PROVIDED RECORDS -
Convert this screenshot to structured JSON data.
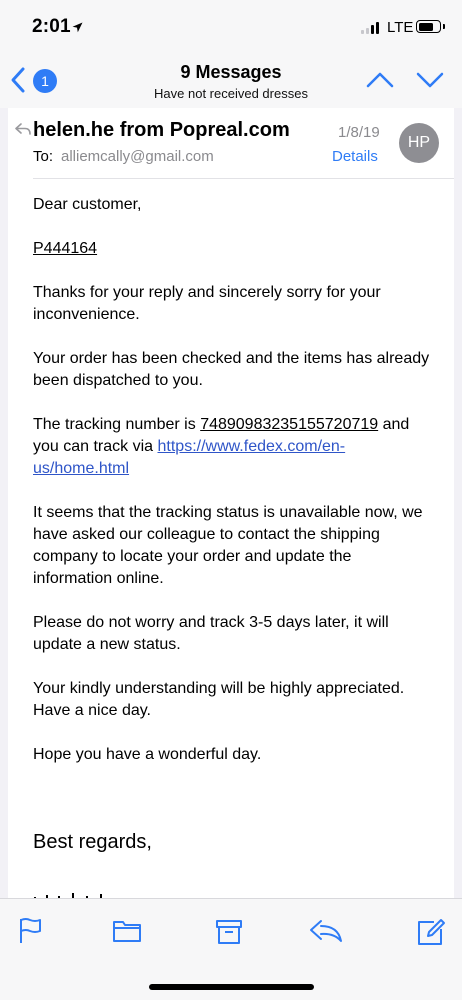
{
  "status_bar": {
    "time": "2:01",
    "network": "LTE"
  },
  "nav": {
    "unread_count": "1",
    "title": "9 Messages",
    "subtitle": "Have not received dresses"
  },
  "email": {
    "sender": "helen.he from Popreal.com",
    "date": "1/8/19",
    "avatar_initials": "HP",
    "to_label": "To:",
    "to_address": "alliemcally@gmail.com",
    "details_label": "Details",
    "greeting": "Dear customer,",
    "order_id": "P444164",
    "para1": "Thanks for your reply and sincerely sorry for your inconvenience.",
    "para2": "Your order has been checked and the items  has already been dispatched to you.",
    "tracking_intro": "The tracking number is ",
    "tracking_number": "74890983235155720719",
    "tracking_after": " and you can track via ",
    "tracking_url": "https://www.fedex.com/en-us/home.html",
    "para4": "It seems that the tracking status is unavailable now, we have asked our colleague to contact the shipping company to locate your order and update the information online.",
    "para5": "Please do not worry and track 3-5 days later, it will update a new status.",
    "para6": "Your kindly understanding will be highly appreciated. Have a nice day.",
    "para7": "Hope you have a wonderful day.",
    "closing": "Best regards,"
  },
  "toolbar": {
    "icons": [
      "flag-icon",
      "folder-icon",
      "archive-icon",
      "reply-icon",
      "compose-icon"
    ]
  },
  "colors": {
    "accent": "#2f7cf6",
    "link": "#2f55c8",
    "secondary_text": "#8a8a8e"
  }
}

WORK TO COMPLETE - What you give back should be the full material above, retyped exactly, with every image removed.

ANSWER SPACE -
Convert this screenshot to structured JSON data.
{
  "status_bar": {
    "time": "2:01",
    "network": "LTE"
  },
  "nav": {
    "unread_count": "1",
    "title": "9 Messages",
    "subtitle": "Have not received dresses"
  },
  "email": {
    "sender": "helen.he from Popreal.com",
    "date": "1/8/19",
    "avatar_initials": "HP",
    "to_label": "To:",
    "to_address": "alliemcally@gmail.com",
    "details_label": "Details",
    "greeting": "Dear customer,",
    "order_id": "P444164",
    "para1": "Thanks for your reply and sincerely sorry for your inconvenience.",
    "para2": "Your order has been checked and the items  has already been dispatched to you.",
    "tracking_intro": "The tracking number is ",
    "tracking_number": "74890983235155720719",
    "tracking_after": " and you can track via ",
    "tracking_url": "https://www.fedex.com/en-us/home.html",
    "para4": "It seems that the tracking status is unavailable now, we have asked our colleague to contact the shipping company to locate your order and update the information online.",
    "para5": "Please do not worry and track 3-5 days later, it will update a new status.",
    "para6": "Your kindly understanding will be highly appreciated. Have a nice day.",
    "para7": "Hope you have a wonderful day.",
    "closing": "Best regards,"
  },
  "toolbar": {
    "icons": [
      "flag-icon",
      "folder-icon",
      "archive-icon",
      "reply-icon",
      "compose-icon"
    ]
  },
  "colors": {
    "accent": "#2f7cf6",
    "link": "#2f55c8",
    "secondary_text": "#8a8a8e"
  }
}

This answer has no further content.